The Covid-19 pandemic has created a lot of ripple affects on various industries. The decrease in the recycling rate during the pandemic, is inadvertently hurting the production of glass vials. The pandemic has also increased the need of vials for the Covid-19 vaccine. Public health experts have estimated between 7 billion and 14 billion vials will be needed to distribute the vaccine. With the demand of vials going up and the supply of glass going down the need for an alternative material to create the vial is needed.

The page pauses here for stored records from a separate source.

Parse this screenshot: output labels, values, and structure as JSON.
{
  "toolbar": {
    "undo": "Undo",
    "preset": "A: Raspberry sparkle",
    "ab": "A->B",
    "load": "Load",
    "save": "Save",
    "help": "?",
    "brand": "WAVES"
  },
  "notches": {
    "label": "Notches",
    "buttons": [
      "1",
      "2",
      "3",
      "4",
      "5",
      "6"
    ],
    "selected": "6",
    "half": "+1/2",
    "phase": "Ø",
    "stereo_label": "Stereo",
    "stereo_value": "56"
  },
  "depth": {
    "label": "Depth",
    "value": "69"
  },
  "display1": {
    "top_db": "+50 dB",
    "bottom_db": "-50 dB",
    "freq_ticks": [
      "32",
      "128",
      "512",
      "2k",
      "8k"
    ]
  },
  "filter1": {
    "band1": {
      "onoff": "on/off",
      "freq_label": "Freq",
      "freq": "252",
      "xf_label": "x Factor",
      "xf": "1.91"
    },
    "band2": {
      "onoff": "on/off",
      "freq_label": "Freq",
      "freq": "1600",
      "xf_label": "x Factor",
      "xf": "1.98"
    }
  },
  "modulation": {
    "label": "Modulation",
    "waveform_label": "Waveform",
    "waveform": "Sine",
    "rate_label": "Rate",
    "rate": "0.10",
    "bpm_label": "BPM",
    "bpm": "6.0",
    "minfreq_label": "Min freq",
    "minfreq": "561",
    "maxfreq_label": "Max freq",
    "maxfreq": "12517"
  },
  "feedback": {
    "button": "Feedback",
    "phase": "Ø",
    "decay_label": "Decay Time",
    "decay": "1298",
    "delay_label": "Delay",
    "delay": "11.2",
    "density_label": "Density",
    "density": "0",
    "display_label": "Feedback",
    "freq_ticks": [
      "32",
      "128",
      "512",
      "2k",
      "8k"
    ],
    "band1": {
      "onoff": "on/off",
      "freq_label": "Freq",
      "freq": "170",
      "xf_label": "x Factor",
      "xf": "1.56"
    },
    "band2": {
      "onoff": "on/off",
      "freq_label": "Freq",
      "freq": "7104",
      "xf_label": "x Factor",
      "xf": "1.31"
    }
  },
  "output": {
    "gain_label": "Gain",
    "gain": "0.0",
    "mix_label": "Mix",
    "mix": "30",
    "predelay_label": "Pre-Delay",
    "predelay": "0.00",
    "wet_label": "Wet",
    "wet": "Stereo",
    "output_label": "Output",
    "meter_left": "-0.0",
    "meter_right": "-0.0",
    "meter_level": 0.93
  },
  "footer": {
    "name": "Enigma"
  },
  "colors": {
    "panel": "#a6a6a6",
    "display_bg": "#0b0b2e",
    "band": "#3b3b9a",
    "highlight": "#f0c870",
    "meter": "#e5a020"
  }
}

Fluoropolymers such as FEP, PFA, and PCTFE are great alternative materials for glass. These fluoropolymers are superior to conventional plastics. Their inert, non-reactive, and unmatched durability makes their properties ideal for use in the medical industry. These fluoropolymers are also non-stick, ensuring product does not adsorb to surfaces. They are also virtually impervious to chemical, enzyme and microbiological attack. All the benefits of FEP, PFA, and PCTFE make these fluoropolymers a perfect material to create vials out of, especially since they are injection moldable.

At Performance Plastics, we have extensive experience injection molding fluoropolymers. We have developed proprietary tooling and processes enabling the injection molding of small, thin-walled, complex parts. Our expertise in fluoropolymers and injection molding can be your solution to the shortage in glass.

For more information on how to use fluoropolymers as your glass shortage solution contact Rich Reed, our Vice President of Sales and Marketing, at (513) 321-8404 or RReed@performanceplastics.com.